The new charitable group hopes to link smaller communities on Fresno County’s west side by recognizing contributions made from farmers and others in these communities, and returning to them benefits they might not receive otherwise.
Some of the state’s largest and most effective commodity associations represent growers of tomatoes, cantaloupes, grapes, almonds, pistachios and cotton operating in the Westlands district. They will have opportunities to take part in and support the charitable efforts of the new organization.
The group expects to support and coordinate scholarships and other educational opportunities for residents and their families on a continuing basis, and encourage students in the area’s schools to take advantage of them. Some scholarship winners, now graduates, are operating in the district in management positions. They are fit examples for younger students.

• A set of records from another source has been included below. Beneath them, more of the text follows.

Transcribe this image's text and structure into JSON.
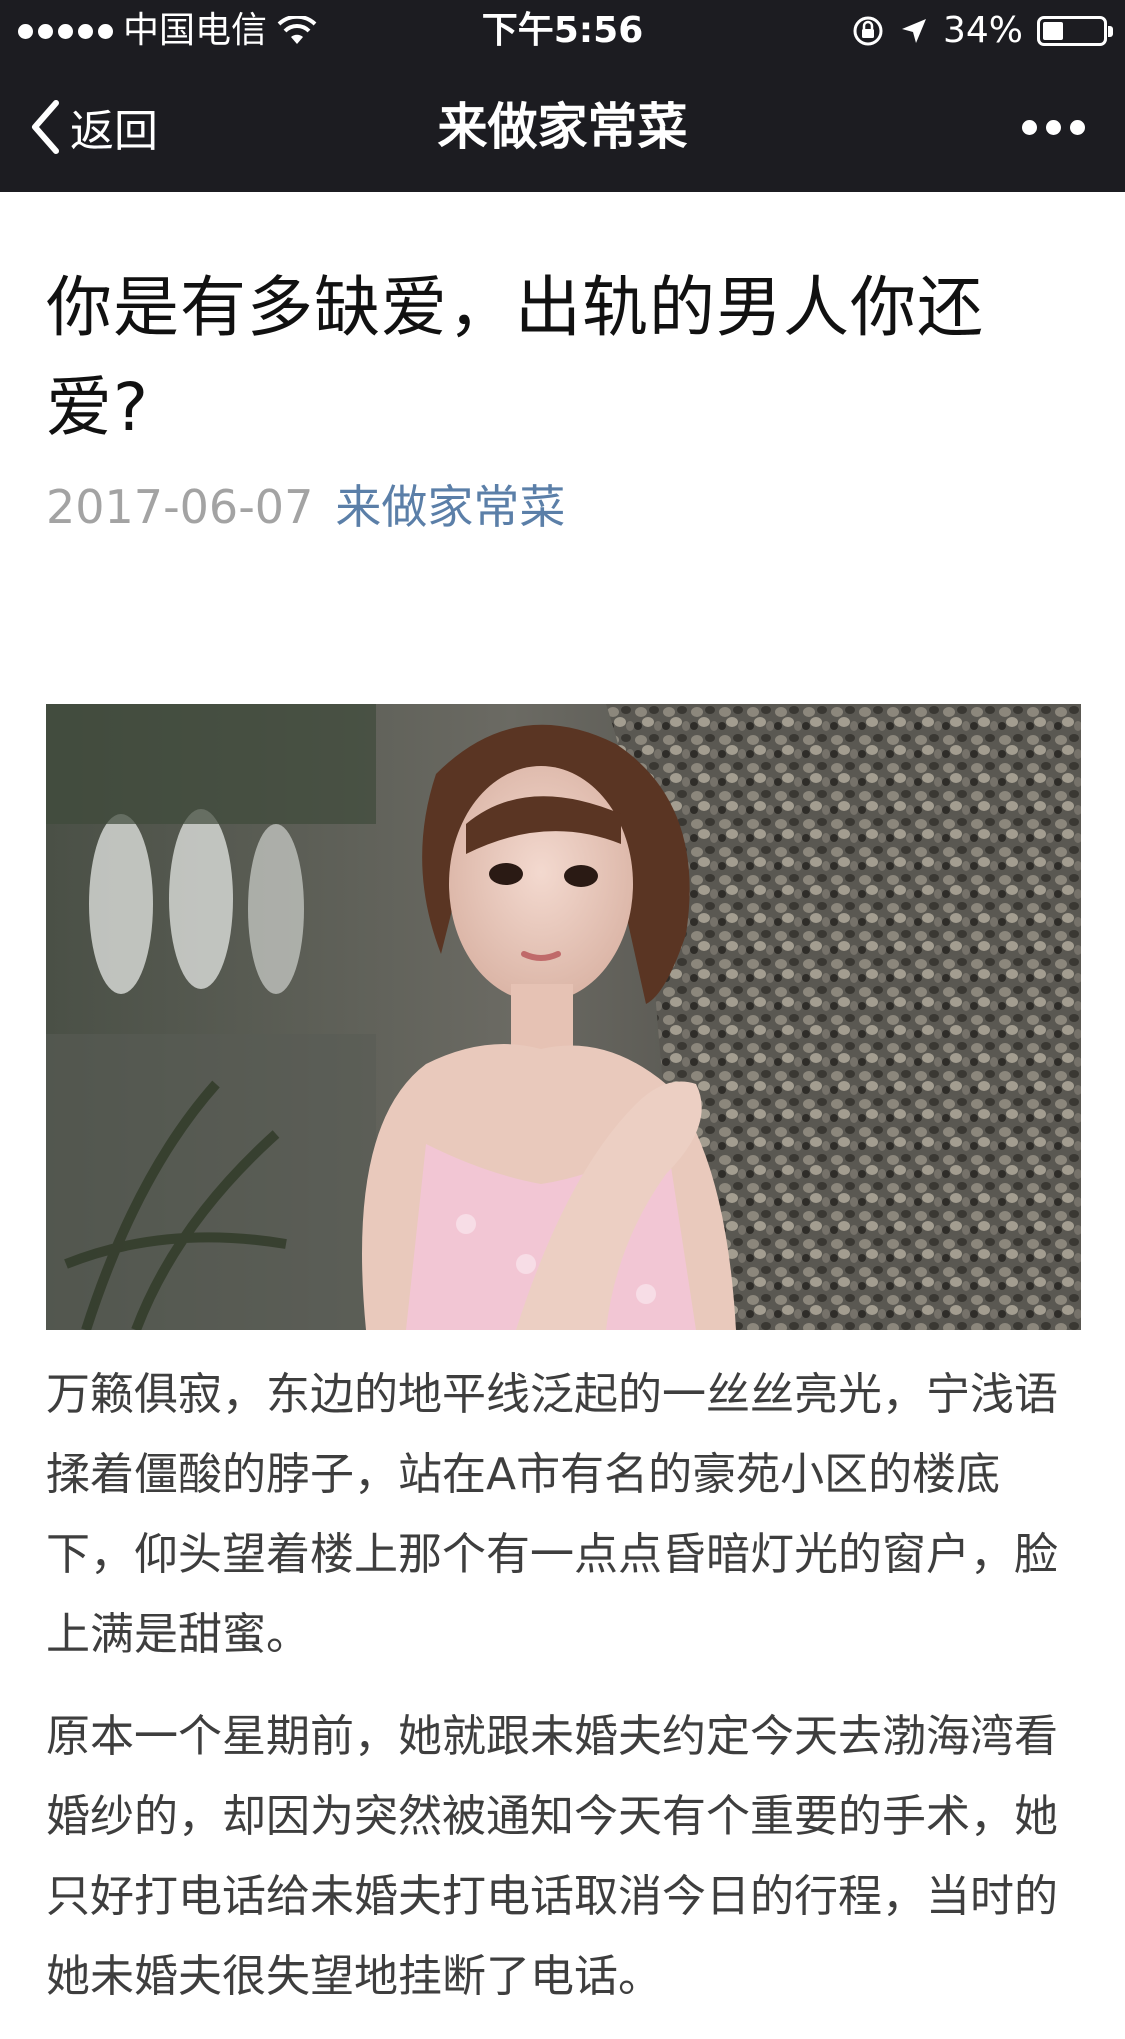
{
  "status_bar": {
    "carrier": "中国电信",
    "time": "下午5:56",
    "battery": "34%",
    "battery_level": 0.34
  },
  "nav": {
    "back_label": "返回",
    "title": "来做家常菜"
  },
  "article": {
    "title": "你是有多缺爱，出轨的男人你还爱?",
    "date": "2017-06-07",
    "author": "来做家常菜",
    "paragraphs": [
      "万籁俱寂，东边的地平线泛起的一丝丝亮光，宁浅语揉着僵酸的脖子，站在A市有名的豪苑小区的楼底下，仰头望着楼上那个有一点点昏暗灯光的窗户，脸上满是甜蜜。",
      "原本一个星期前，她就跟未婚夫约定今天去渤海湾看婚纱的，却因为突然被通知今天有个重要的手术，她只好打电话给未婚夫打电话取消今日的行程，当时的她未婚夫很失望地挂断了电话。"
    ]
  },
  "icons": {
    "back": "chevron-left-icon",
    "more": "more-dots-icon",
    "wifi": "wifi-icon",
    "lock": "orientation-lock-icon",
    "location": "location-arrow-icon",
    "battery": "battery-icon",
    "signal": "signal-dots-icon"
  },
  "colors": {
    "bar_bg": "#1c1c21",
    "author_link": "#5b7fa8",
    "date_gray": "#a3a3a3",
    "body_text": "#3e3e3e"
  }
}
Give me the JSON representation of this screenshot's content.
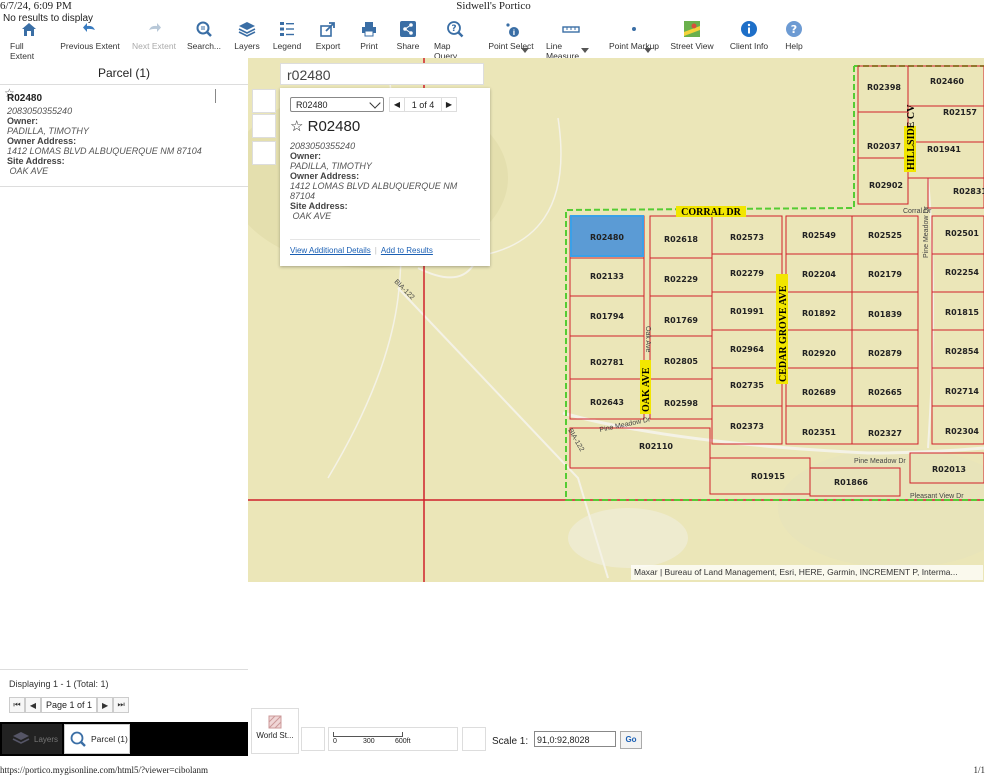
{
  "print_header": {
    "date": "6/7/24, 6:09 PM",
    "title": "Sidwell's Portico"
  },
  "status": {
    "no_results": "No results to display"
  },
  "toolbar": [
    {
      "label": "Full Extent",
      "icon": "home-icon"
    },
    {
      "label": "Previous Extent",
      "icon": "back-arrow-icon"
    },
    {
      "label": "Next Extent",
      "icon": "forward-arrow-icon"
    },
    {
      "label": "Search...",
      "icon": "search-icon"
    },
    {
      "label": "Layers",
      "icon": "layers-icon"
    },
    {
      "label": "Legend",
      "icon": "legend-icon"
    },
    {
      "label": "Export",
      "icon": "export-icon"
    },
    {
      "label": "Print",
      "icon": "print-icon"
    },
    {
      "label": "Share",
      "icon": "share-icon"
    },
    {
      "label": "Map Query",
      "icon": "query-icon"
    },
    {
      "label": "Point Select",
      "icon": "point-select-icon"
    },
    {
      "label": "Line Measure",
      "icon": "ruler-icon"
    },
    {
      "label": "Point Markup",
      "icon": "markup-dot-icon"
    },
    {
      "label": "Street View",
      "icon": "street-view-icon"
    },
    {
      "label": "Client Info",
      "icon": "info-icon"
    },
    {
      "label": "Help",
      "icon": "help-icon"
    }
  ],
  "panel": {
    "title": "Parcel (1)",
    "result": {
      "parcel_id": "R02480",
      "parcel_number": "2083050355240",
      "owner_label": "Owner:",
      "owner": "PADILLA, TIMOTHY",
      "owner_address_label": "Owner Address:",
      "owner_address": "1412 LOMAS BLVD ALBUQUERQUE NM 87104",
      "site_address_label": "Site Address:",
      "site_address": " OAK AVE"
    },
    "displaying": "Displaying 1 - 1 (Total: 1)",
    "page_text": "Page 1 of 1",
    "tabs": {
      "layers": "Layers",
      "parcel": "Parcel (1)"
    }
  },
  "map": {
    "search_value": "r02480",
    "popup": {
      "selected": "R02480",
      "nav_text": "1 of 4",
      "title": "R02480",
      "parcel_number": "2083050355240",
      "owner_label": "Owner:",
      "owner": "PADILLA, TIMOTHY",
      "owner_address_label": "Owner Address:",
      "owner_address_1": "1412 LOMAS BLVD ALBUQUERQUE NM",
      "owner_address_2": "87104",
      "site_address_label": "Site Address:",
      "site_address": " OAK AVE",
      "link_details": "View Additional Details",
      "link_add": "Add to Results"
    },
    "attribution": "Maxar | Bureau of Land Management, Esri, HERE, Garmin, INCREMENT P, Interma...",
    "roads": {
      "corral": "CORRAL DR",
      "corral_small": "Corral Dr",
      "hillside": "HILLSIDE CV",
      "cedar_grove": "CEDAR GROVE AVE",
      "oak": "OAK AVE",
      "oak_small": "Oak Ave",
      "pine_meadow": "Pine Meadow Dr",
      "pine_meadow_2": "Pine Meadow Dr",
      "pleasant": "Pleasant View Dr",
      "bia1": "BIA-122",
      "bia2": "BIA-122",
      "pine_meadow_v": "Pine Meadow Dr"
    },
    "parcels": [
      "R02460",
      "R02398",
      "R02157",
      "R02037",
      "R01941",
      "R02902",
      "R02831",
      "R02480",
      "R02618",
      "R02573",
      "R02549",
      "R02525",
      "R02501",
      "R02133",
      "R02229",
      "R02279",
      "R02204",
      "R02179",
      "R02254",
      "R01794",
      "R01769",
      "R01991",
      "R01892",
      "R01839",
      "R01815",
      "R02781",
      "R02805",
      "R02964",
      "R02920",
      "R02879",
      "R02854",
      "R02643",
      "R02598",
      "R02735",
      "R02689",
      "R02665",
      "R02714",
      "R02373",
      "R02351",
      "R02327",
      "R02304",
      "R02110",
      "R01915",
      "R01866",
      "R02013"
    ],
    "colors": {
      "highlight": "#5b9bd5",
      "parcel_line": "#d0202a",
      "boundary": "#55cc33",
      "road_label_bg": "#f2e600"
    }
  },
  "bottom": {
    "basemap": "World St...",
    "scalebar_ticks": [
      "0",
      "300",
      "600ft"
    ],
    "scale_label": "Scale 1:",
    "scale_value": "91,0:92,8028",
    "go": "Go"
  },
  "print_footer": {
    "url": "https://portico.mygisonline.com/html5/?viewer=cibolanm",
    "page": "1/1"
  }
}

Beyond its obvious intention of assisting members of the west side community and those is need elsewhere in Fresno County, the group may provide a continuity and perhaps a sense of community for residents in the scattered and small cities of the area. They will know they are contributing to the welfare of others, and be assured of continuing assistance when they need it.
In addition to providing a channel for farmers, their organizations, their suppliers, their business associates and their employees to operate as a charitable team, the organization can have a positive impact in meeting the needs of people in and beyond the geographic limits of the west side.
As it grows and expands, its example and its influence can reach farm groups elsewhere, and allow them to coordinate, cooperate and compensate in organized programs to extend charity to the places it is needed most.